• [WORK ITEM] The answer must be every line of the records in which the string "JSON" appears.

** STUDY MATERIAL follows **

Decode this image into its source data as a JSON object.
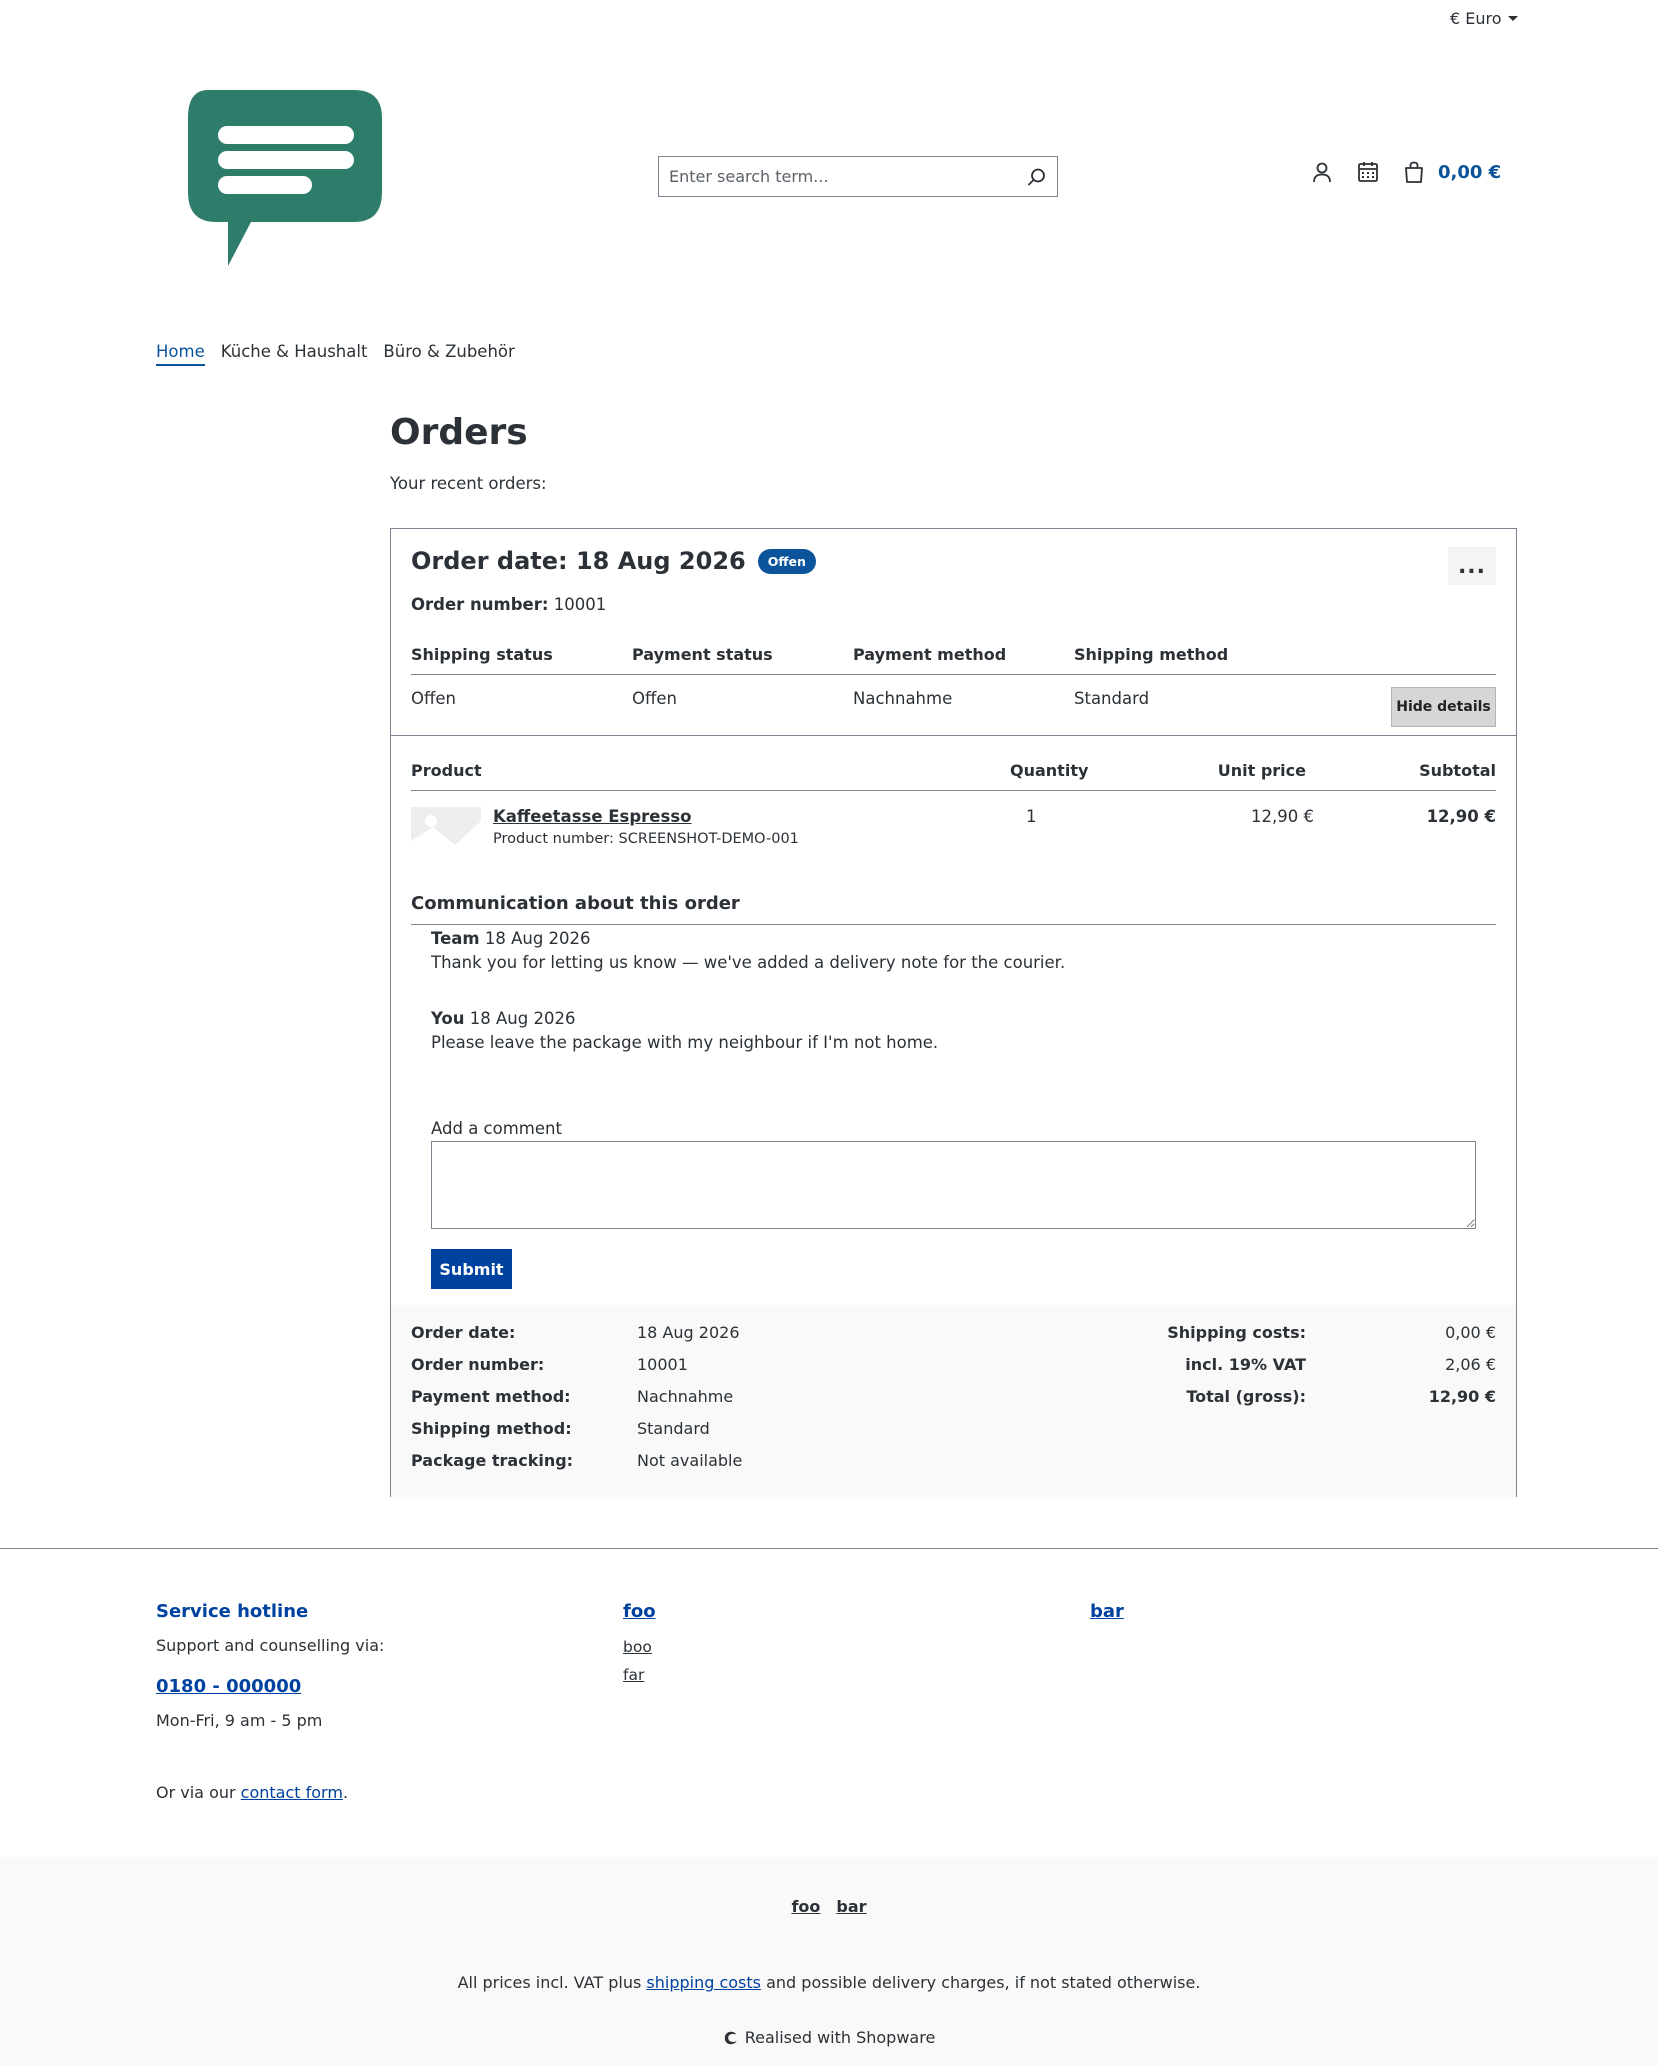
{
  "topbar": {
    "currency": "€ Euro"
  },
  "header": {
    "search_placeholder": "Enter search term...",
    "cart_total": "0,00 €"
  },
  "nav": {
    "items": [
      "Home",
      "Küche & Haushalt",
      "Büro & Zubehör"
    ]
  },
  "page": {
    "title": "Orders",
    "subtitle": "Your recent orders:"
  },
  "order": {
    "date_heading": "Order date: 18 Aug 2026",
    "status_badge": "Offen",
    "more_label": "...",
    "number_label": "Order number:",
    "number_value": "10001",
    "status_headers": [
      "Shipping status",
      "Payment status",
      "Payment method",
      "Shipping method"
    ],
    "status_values": [
      "Offen",
      "Offen",
      "Nachnahme",
      "Standard"
    ],
    "hide_details": "Hide details",
    "product_headers": {
      "product": "Product",
      "quantity": "Quantity",
      "unit_price": "Unit price",
      "subtotal": "Subtotal"
    },
    "product": {
      "name": "Kaffeetasse Espresso",
      "number": "Product number: SCREENSHOT-DEMO-001",
      "quantity": "1",
      "unit_price": "12,90 €",
      "subtotal": "12,90 €"
    },
    "communication": {
      "heading": "Communication about this order",
      "messages": [
        {
          "author": "Team",
          "date": "18 Aug 2026",
          "text": "Thank you for letting us know — we've added a delivery note for the courier."
        },
        {
          "author": "You",
          "date": "18 Aug 2026",
          "text": "Please leave the package with my neighbour if I'm not home."
        }
      ],
      "comment_label": "Add a comment",
      "submit_label": "Submit"
    },
    "summary": {
      "labels": [
        "Order date:",
        "Order number:",
        "Payment method:",
        "Shipping method:",
        "Package tracking:"
      ],
      "values": [
        "18 Aug 2026",
        "10001",
        "Nachnahme",
        "Standard",
        "Not available"
      ],
      "totals_labels": [
        "Shipping costs:",
        "incl. 19% VAT",
        "Total (gross):"
      ],
      "totals_values": [
        "0,00 €",
        "2,06 €",
        "12,90 €"
      ]
    }
  },
  "footer": {
    "hotline_title": "Service hotline",
    "hotline_text": "Support and counselling via:",
    "hotline_number": "0180 - 000000",
    "hotline_hours": "Mon-Fri, 9 am - 5 pm",
    "contact_prefix": "Or via our",
    "contact_link": "contact form",
    "contact_suffix": ".",
    "col2_title": "foo",
    "col2_links": [
      "boo",
      "far"
    ],
    "col3_title": "bar",
    "bottom_links": [
      "foo",
      "bar"
    ],
    "vat_prefix": "All prices incl. VAT plus",
    "vat_link": "shipping costs",
    "vat_suffix": "and possible delivery charges, if not stated otherwise.",
    "realised": "Realised with Shopware"
  },
  "colors": {
    "brand": "#0b539b",
    "primary_button": "#0042a0",
    "logo": "#2e7d6b"
  }
}
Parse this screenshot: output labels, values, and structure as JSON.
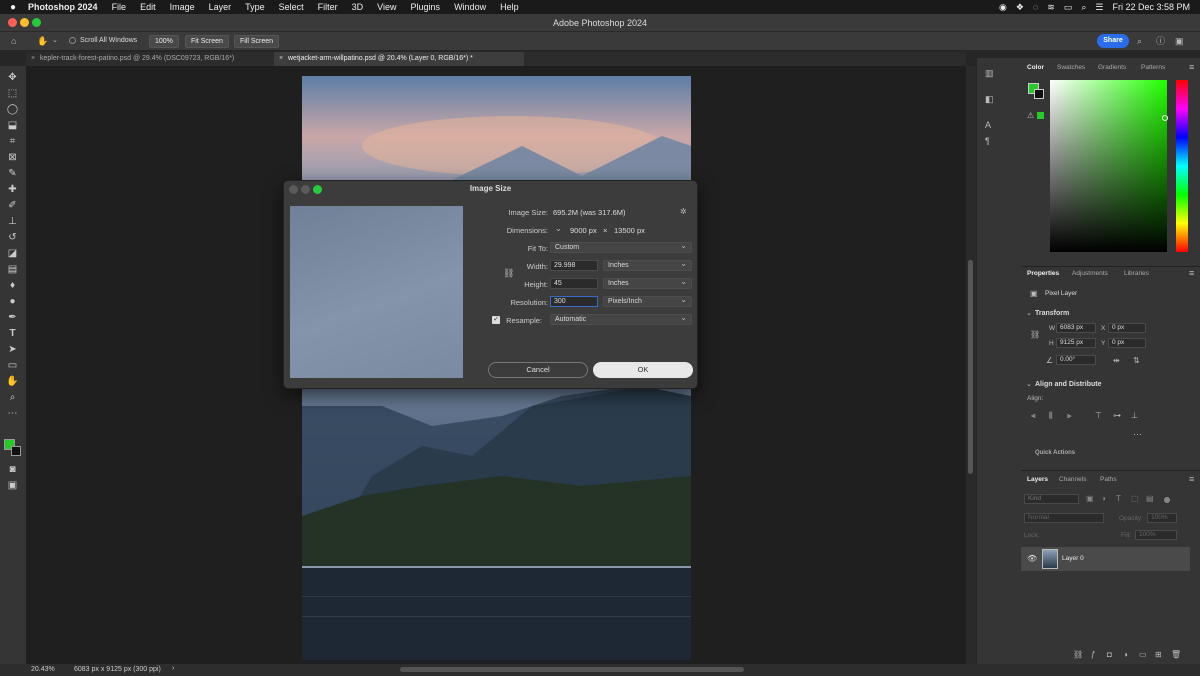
{
  "menubar": {
    "app": "Photoshop 2024",
    "items": [
      "File",
      "Edit",
      "Image",
      "Layer",
      "Type",
      "Select",
      "Filter",
      "3D",
      "View",
      "Plugins",
      "Window",
      "Help"
    ],
    "datetime": "Fri 22 Dec  3:58 PM"
  },
  "window": {
    "title": "Adobe Photoshop 2024"
  },
  "options": {
    "scroll_all": "Scroll All Windows",
    "zoom100": "100%",
    "fit_screen": "Fit Screen",
    "fill_screen": "Fill Screen",
    "share": "Share"
  },
  "tabs": [
    {
      "label": "kepler-track-forest-patino.psd @ 29.4% (DSC09723, RGB/16*)",
      "active": false
    },
    {
      "label": "wetjacket-arm-willpatino.psd @ 20.4% (Layer 0, RGB/16*) *",
      "active": true
    }
  ],
  "dialog": {
    "title": "Image Size",
    "image_size_label": "Image Size:",
    "image_size_value": "695.2M (was 317.6M)",
    "dimensions_label": "Dimensions:",
    "dim_w": "9000 px",
    "dim_x": "×",
    "dim_h": "13500 px",
    "fit_to_label": "Fit To:",
    "fit_to_value": "Custom",
    "width_label": "Width:",
    "width_value": "29.998",
    "width_unit": "Inches",
    "height_label": "Height:",
    "height_value": "45",
    "height_unit": "Inches",
    "resolution_label": "Resolution:",
    "resolution_value": "300",
    "resolution_unit": "Pixels/Inch",
    "resample_label": "Resample:",
    "resample_value": "Automatic",
    "resample_checked": true,
    "cancel": "Cancel",
    "ok": "OK"
  },
  "panels": {
    "color_tabs": [
      "Color",
      "Swatches",
      "Gradients",
      "Patterns"
    ],
    "props_tabs": [
      "Properties",
      "Adjustments",
      "Libraries"
    ],
    "pixel_layer": "Pixel Layer",
    "transform": "Transform",
    "w_label": "W",
    "w_value": "6083 px",
    "x_label": "X",
    "x_value": "0 px",
    "h_label": "H",
    "h_value": "9125 px",
    "y_label": "Y",
    "y_value": "0 px",
    "angle": "0.00°",
    "align": "Align and Distribute",
    "align_sub": "Align:",
    "quick": "Quick Actions",
    "layers_tabs": [
      "Layers",
      "Channels",
      "Paths"
    ],
    "kind": "Kind",
    "blend": "Normal",
    "opacity_label": "Opacity:",
    "opacity": "100%",
    "lock": "Lock:",
    "fill_label": "Fill:",
    "fill": "100%",
    "layer_name": "Layer 0"
  },
  "status": {
    "zoom": "20.43%",
    "info": "6083 px x 9125 px (300 ppi)"
  },
  "colors": {
    "fg": "#29c92b",
    "accent": "#2b6de8"
  }
}
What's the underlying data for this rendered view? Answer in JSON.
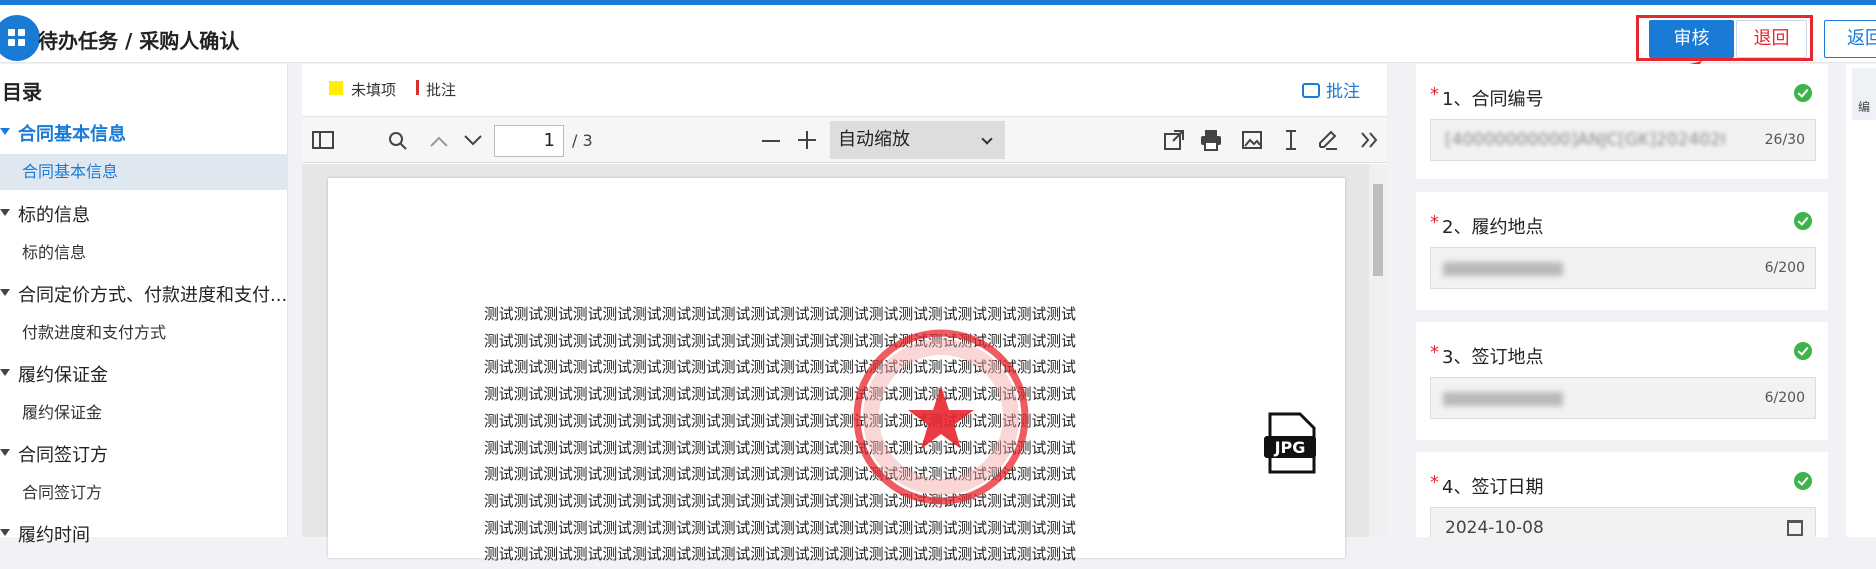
{
  "header": {
    "title": "待办任务 / 采购人确认",
    "approve_label": "审核",
    "return_label": "退回",
    "back_label": "返回"
  },
  "sidebar": {
    "title": "目录",
    "items": [
      {
        "level": 1,
        "label": "合同基本信息",
        "active": true
      },
      {
        "level": 2,
        "label": "合同基本信息",
        "active": true
      },
      {
        "level": 1,
        "label": "标的信息"
      },
      {
        "level": 2,
        "label": "标的信息"
      },
      {
        "level": 1,
        "label": "合同定价方式、付款进度和支付..."
      },
      {
        "level": 2,
        "label": "付款进度和支付方式"
      },
      {
        "level": 1,
        "label": "履约保证金"
      },
      {
        "level": 2,
        "label": "履约保证金"
      },
      {
        "level": 1,
        "label": "合同签订方"
      },
      {
        "level": 2,
        "label": "合同签订方"
      },
      {
        "level": 1,
        "label": "履约时间"
      }
    ]
  },
  "viewer": {
    "legend_unfilled": "未填项",
    "legend_note": "批注",
    "note_button": "批注",
    "page_current": "1",
    "page_total": "/ 3",
    "zoom_label": "自动缩放",
    "body_text": "测试测试测试测试测试测试测试测试测试测试测试测试测试测试测试测试测试测试测试测试",
    "stamp_color": "#e8262e",
    "attachment_icon": "jpg-file-icon",
    "attachment_label": "JPG"
  },
  "fields": [
    {
      "label": "1、合同编号",
      "value": "[40000000000]ANJC[GK]2024020",
      "count": "26/30",
      "blurred": true
    },
    {
      "label": "2、履约地点",
      "value": "",
      "count": "6/200",
      "blurred": true
    },
    {
      "label": "3、签订地点",
      "value": "",
      "count": "6/200",
      "blurred": true
    },
    {
      "label": "4、签订日期",
      "value": "2024-10-08",
      "count": "",
      "blurred": false
    }
  ],
  "far_right": {
    "tab_label": "编"
  },
  "colors": {
    "accent": "#1a7bd6",
    "danger": "#e8262e",
    "ok": "#3cb44b"
  }
}
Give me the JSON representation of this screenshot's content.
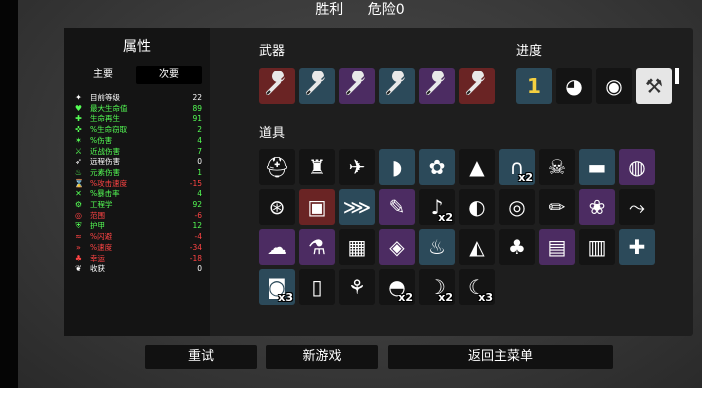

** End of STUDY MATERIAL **

• [COMPLETED TASK]
Decode this image into its source data as a JSON object.
Parse this screenshot: output labels, values, and structure as JSON.
What's the underlying data for this rendered view? Answer in JSON.
Give me the JSON representation of this screenshot's content.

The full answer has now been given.